• [Exercise objective]
In the material below, find every line with "description" and pull it out.

• [Extracted records]
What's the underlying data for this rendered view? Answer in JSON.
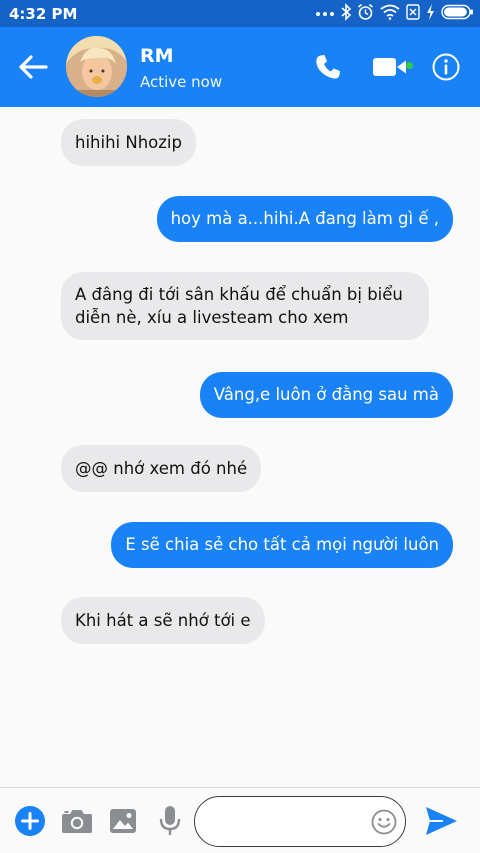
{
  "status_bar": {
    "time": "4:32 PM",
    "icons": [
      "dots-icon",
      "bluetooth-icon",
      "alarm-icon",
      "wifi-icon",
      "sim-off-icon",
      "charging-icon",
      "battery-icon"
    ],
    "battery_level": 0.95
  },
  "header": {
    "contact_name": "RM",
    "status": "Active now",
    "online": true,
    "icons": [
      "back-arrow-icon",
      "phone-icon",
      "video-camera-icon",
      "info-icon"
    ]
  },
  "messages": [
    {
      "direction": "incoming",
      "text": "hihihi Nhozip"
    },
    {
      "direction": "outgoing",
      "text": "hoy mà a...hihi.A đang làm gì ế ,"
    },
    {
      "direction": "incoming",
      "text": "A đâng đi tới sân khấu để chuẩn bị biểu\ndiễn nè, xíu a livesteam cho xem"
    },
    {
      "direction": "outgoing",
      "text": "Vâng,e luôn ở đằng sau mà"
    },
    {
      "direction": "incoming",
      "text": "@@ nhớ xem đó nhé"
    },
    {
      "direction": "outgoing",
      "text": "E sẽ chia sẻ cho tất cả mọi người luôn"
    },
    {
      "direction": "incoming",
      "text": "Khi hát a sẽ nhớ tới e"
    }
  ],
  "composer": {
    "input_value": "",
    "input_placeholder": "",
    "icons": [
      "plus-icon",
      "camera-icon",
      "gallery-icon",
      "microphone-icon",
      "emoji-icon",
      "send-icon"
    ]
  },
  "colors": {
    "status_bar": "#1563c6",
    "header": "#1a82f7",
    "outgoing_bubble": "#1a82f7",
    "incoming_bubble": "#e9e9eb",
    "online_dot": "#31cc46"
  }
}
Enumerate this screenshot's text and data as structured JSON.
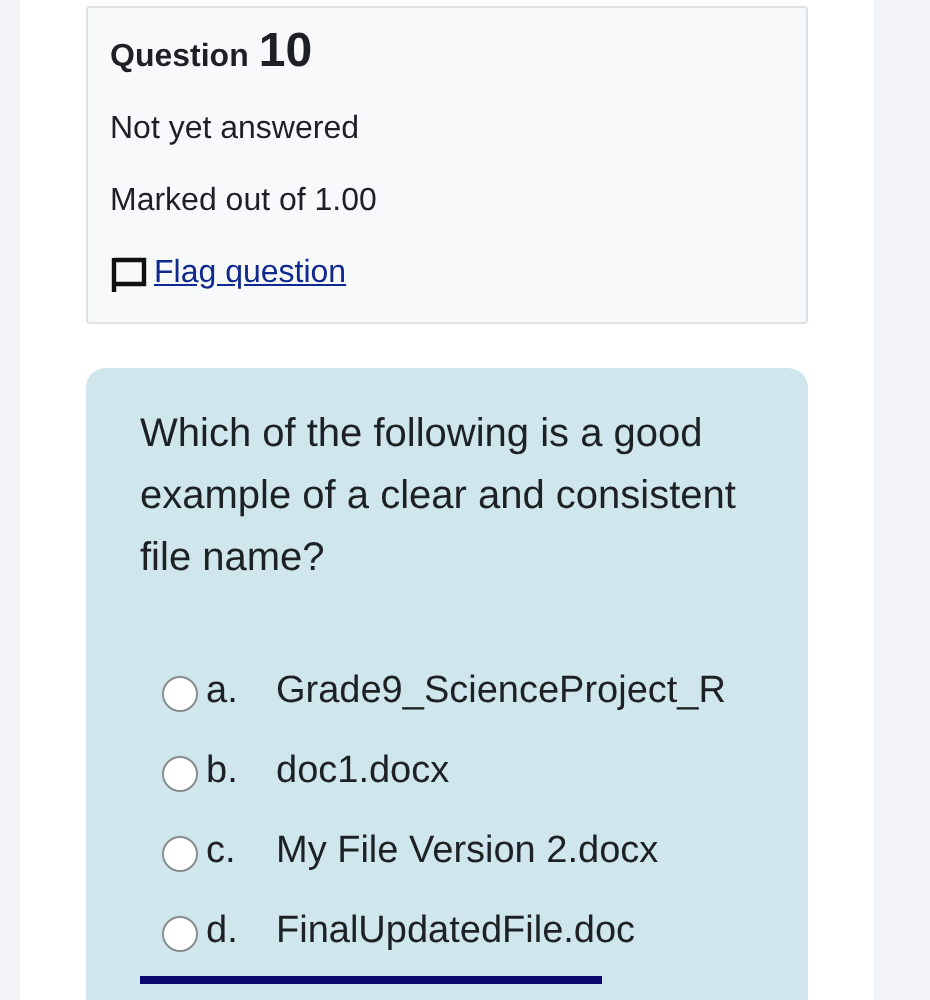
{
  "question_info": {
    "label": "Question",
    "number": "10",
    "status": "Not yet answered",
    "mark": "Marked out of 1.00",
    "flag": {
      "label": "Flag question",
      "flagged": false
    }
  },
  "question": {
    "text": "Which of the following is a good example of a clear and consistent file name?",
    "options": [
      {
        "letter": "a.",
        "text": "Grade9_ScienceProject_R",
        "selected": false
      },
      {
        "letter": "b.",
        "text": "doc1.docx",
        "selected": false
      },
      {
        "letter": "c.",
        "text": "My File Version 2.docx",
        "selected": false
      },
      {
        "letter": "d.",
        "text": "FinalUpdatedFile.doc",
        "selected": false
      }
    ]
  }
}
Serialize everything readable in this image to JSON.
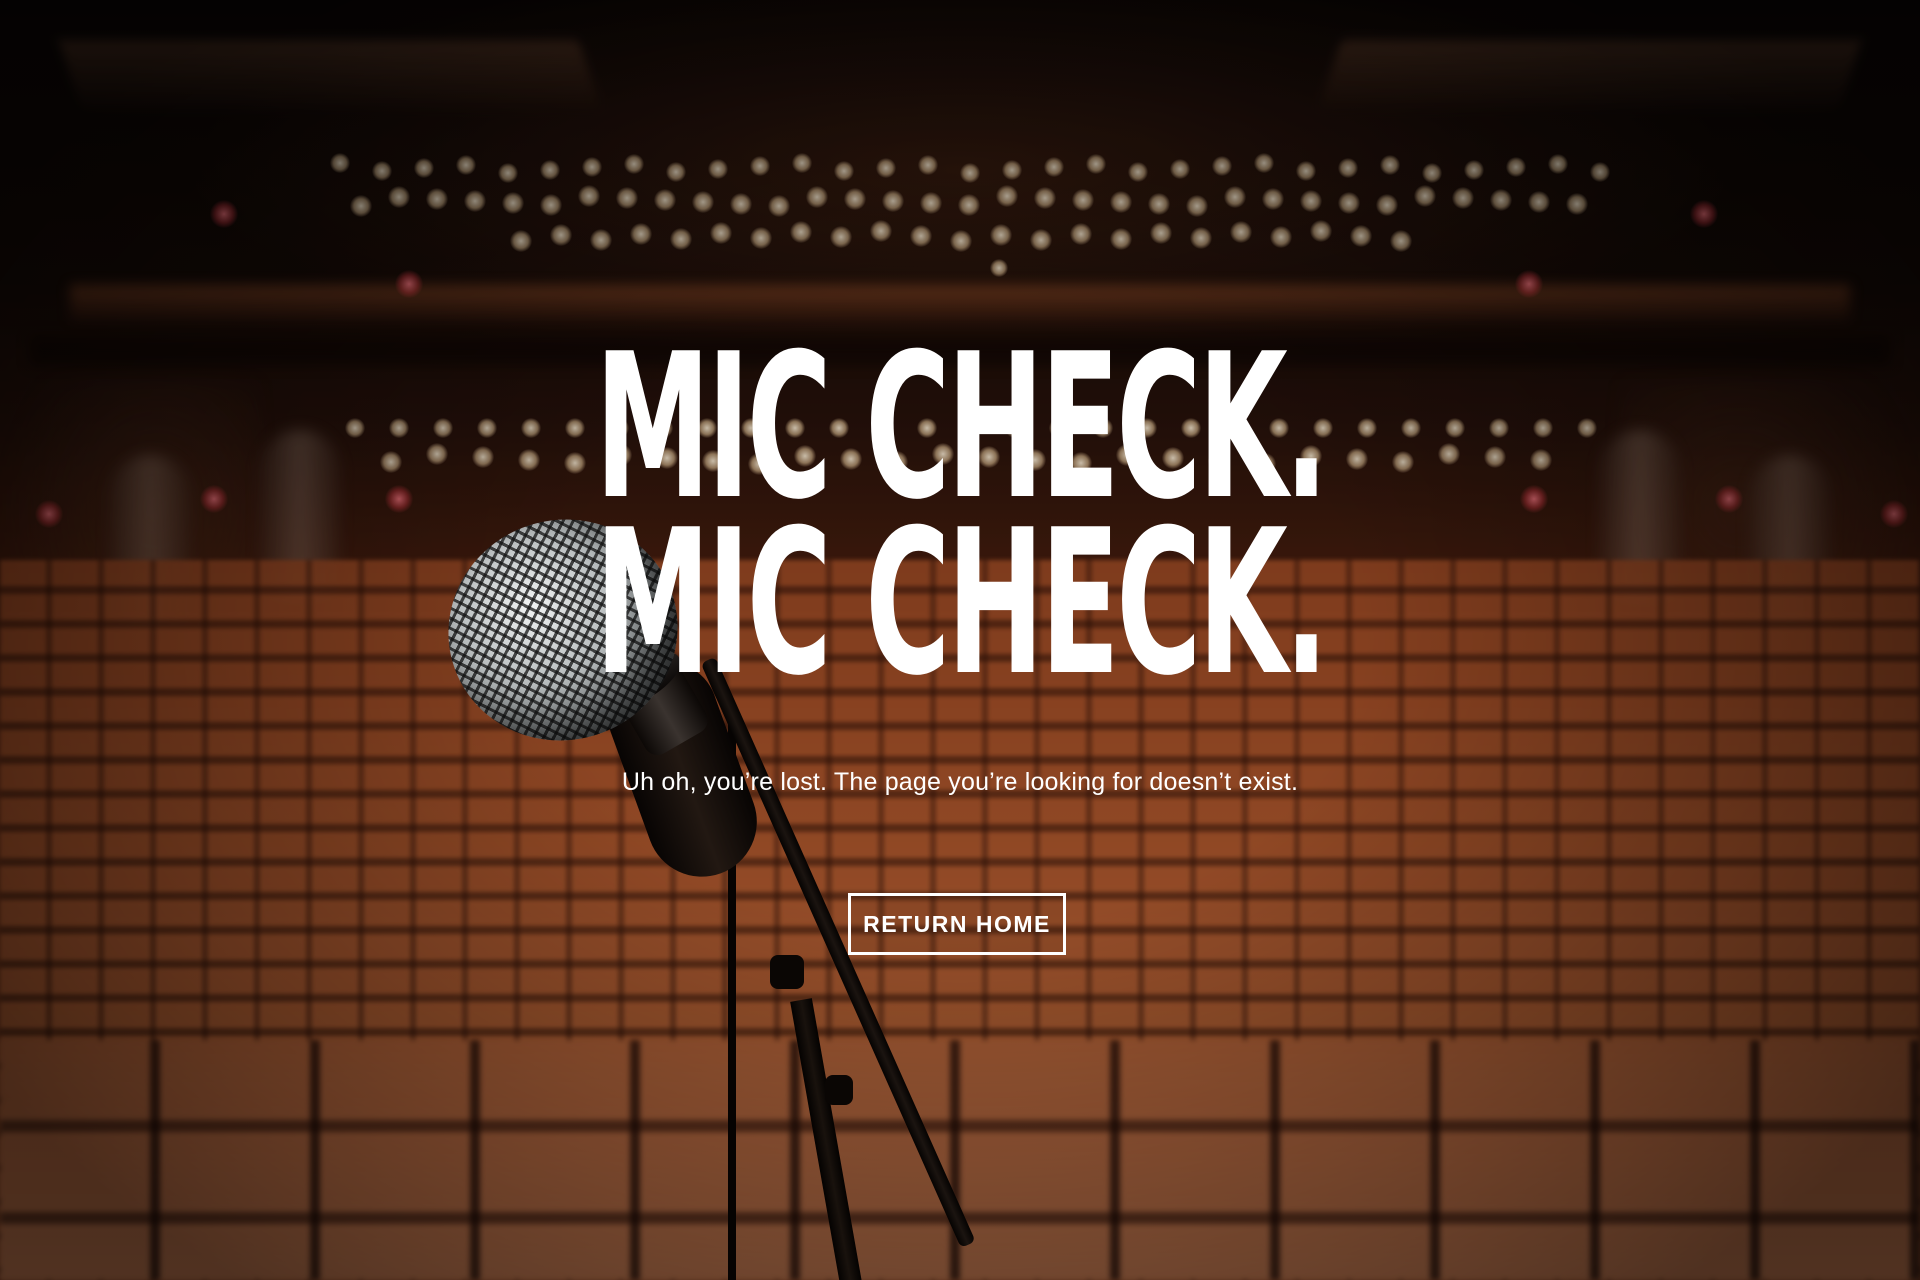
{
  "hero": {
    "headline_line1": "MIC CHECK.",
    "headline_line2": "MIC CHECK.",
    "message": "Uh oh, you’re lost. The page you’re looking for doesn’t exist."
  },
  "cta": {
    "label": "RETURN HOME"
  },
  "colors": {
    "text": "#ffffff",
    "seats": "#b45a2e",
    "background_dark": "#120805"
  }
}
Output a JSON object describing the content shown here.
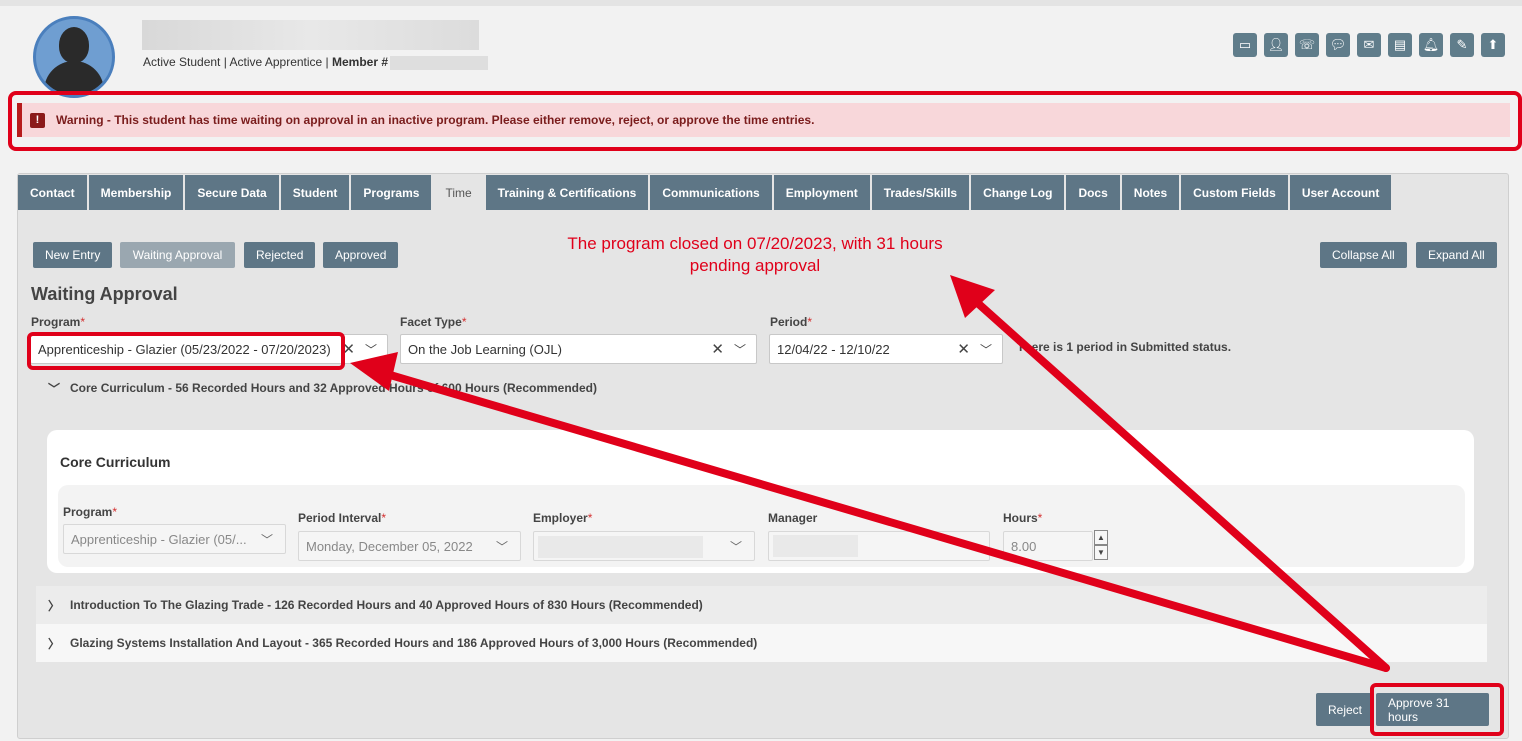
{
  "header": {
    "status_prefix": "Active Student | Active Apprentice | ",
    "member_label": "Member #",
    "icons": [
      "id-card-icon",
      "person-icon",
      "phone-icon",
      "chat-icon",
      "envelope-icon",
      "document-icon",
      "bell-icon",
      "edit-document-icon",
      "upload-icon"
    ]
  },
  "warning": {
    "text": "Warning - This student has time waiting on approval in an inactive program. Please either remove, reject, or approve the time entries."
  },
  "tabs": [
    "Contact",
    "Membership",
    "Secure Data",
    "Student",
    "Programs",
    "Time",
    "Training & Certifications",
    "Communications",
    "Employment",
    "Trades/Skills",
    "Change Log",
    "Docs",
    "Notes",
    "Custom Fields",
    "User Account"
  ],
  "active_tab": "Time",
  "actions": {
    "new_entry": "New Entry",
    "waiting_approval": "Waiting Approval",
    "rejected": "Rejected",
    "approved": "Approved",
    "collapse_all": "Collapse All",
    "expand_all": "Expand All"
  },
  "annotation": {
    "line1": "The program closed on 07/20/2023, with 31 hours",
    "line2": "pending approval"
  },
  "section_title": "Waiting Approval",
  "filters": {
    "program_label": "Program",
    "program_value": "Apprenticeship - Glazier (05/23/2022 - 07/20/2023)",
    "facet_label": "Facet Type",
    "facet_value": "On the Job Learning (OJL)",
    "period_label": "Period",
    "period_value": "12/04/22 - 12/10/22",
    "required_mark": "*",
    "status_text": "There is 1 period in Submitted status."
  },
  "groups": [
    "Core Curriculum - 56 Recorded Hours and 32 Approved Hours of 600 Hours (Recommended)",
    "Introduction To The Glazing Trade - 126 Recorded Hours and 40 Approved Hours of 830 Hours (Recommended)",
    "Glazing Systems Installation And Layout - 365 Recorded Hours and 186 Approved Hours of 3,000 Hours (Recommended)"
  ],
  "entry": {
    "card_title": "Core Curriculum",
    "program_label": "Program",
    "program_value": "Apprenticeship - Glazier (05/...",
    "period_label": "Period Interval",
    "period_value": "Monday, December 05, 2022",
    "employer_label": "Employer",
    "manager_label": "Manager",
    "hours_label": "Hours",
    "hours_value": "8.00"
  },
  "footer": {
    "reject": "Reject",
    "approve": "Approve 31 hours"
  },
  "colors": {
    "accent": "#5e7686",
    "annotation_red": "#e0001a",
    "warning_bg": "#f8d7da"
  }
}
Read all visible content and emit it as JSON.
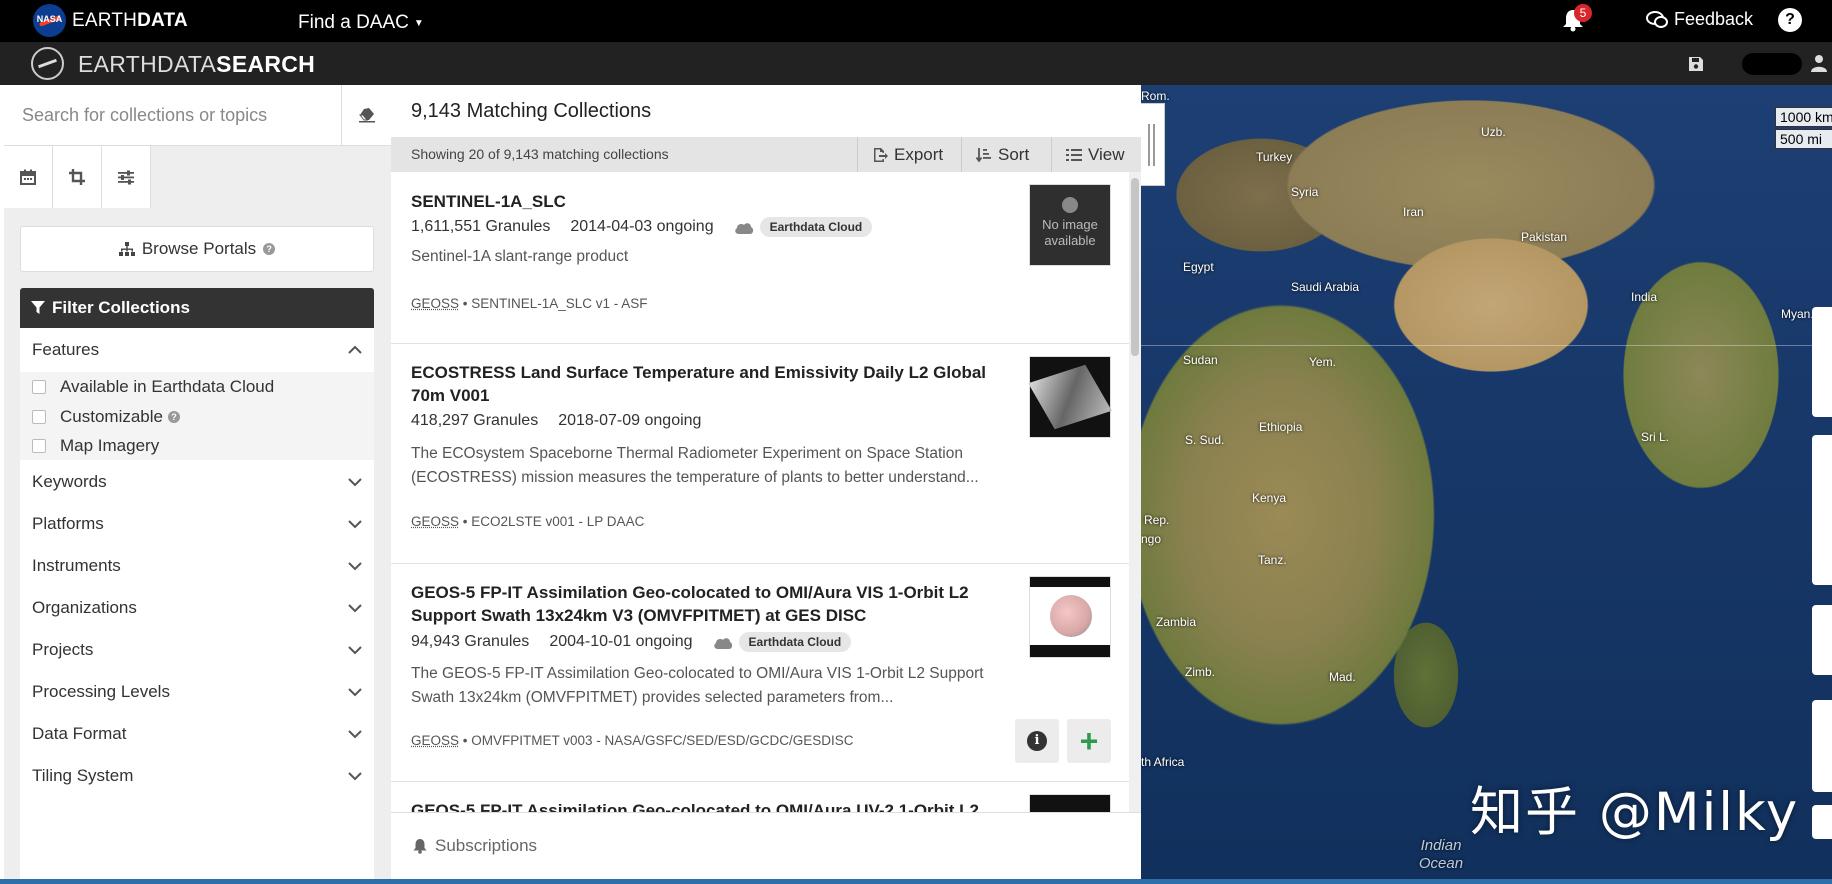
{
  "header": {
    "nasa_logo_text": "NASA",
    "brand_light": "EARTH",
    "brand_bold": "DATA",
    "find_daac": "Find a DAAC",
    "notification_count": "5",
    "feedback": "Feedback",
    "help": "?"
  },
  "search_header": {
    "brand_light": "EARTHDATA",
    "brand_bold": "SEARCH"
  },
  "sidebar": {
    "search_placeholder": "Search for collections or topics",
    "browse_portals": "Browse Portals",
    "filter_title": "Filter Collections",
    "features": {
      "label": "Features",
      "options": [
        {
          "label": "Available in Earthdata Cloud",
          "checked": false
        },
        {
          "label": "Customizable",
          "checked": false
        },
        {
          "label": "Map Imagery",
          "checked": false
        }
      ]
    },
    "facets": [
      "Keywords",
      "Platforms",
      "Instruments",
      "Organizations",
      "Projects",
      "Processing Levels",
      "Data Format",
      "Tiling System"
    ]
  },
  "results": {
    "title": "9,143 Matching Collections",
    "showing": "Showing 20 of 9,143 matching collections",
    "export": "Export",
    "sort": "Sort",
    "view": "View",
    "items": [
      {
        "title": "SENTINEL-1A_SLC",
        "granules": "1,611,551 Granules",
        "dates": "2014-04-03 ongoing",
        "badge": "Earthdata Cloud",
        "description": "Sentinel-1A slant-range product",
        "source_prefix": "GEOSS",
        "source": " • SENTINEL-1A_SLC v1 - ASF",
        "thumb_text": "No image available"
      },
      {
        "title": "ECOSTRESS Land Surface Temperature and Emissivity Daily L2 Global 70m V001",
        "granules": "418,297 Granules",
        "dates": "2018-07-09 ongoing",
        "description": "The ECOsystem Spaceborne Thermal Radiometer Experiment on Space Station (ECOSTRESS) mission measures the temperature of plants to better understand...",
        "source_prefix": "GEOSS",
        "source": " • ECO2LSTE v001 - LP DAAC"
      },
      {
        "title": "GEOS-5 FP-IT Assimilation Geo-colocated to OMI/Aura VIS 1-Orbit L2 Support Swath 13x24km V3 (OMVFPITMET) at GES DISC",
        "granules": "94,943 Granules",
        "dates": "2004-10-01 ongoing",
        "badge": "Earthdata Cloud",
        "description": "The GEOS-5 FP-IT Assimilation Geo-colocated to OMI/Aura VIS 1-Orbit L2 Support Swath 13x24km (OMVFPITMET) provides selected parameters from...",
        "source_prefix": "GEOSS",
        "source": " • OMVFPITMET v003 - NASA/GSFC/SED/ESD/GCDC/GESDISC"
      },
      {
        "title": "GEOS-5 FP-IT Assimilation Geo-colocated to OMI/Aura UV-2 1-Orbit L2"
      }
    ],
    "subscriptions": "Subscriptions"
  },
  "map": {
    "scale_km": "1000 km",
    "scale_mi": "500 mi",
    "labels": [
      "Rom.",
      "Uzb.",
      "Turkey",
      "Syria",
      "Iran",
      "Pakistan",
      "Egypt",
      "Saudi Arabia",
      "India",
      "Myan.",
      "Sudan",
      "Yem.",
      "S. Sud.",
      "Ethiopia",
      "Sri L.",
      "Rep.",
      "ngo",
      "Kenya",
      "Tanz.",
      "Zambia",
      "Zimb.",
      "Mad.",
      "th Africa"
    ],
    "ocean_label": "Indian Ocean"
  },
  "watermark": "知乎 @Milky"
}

• [Reply to the task]
        "description": "Sentinel-1A slant-range product",
        "description": "The ECOsystem Spaceborne Thermal Radiometer Experiment on Space Station (ECOSTRESS) mission measures the temperature of plants to better understand...",
        "description": "The GEOS-5 FP-IT Assimilation Geo-colocated to OMI/Aura VIS 1-Orbit L2 Support Swath 13x24km (OMVFPITMET) provides selected parameters from...",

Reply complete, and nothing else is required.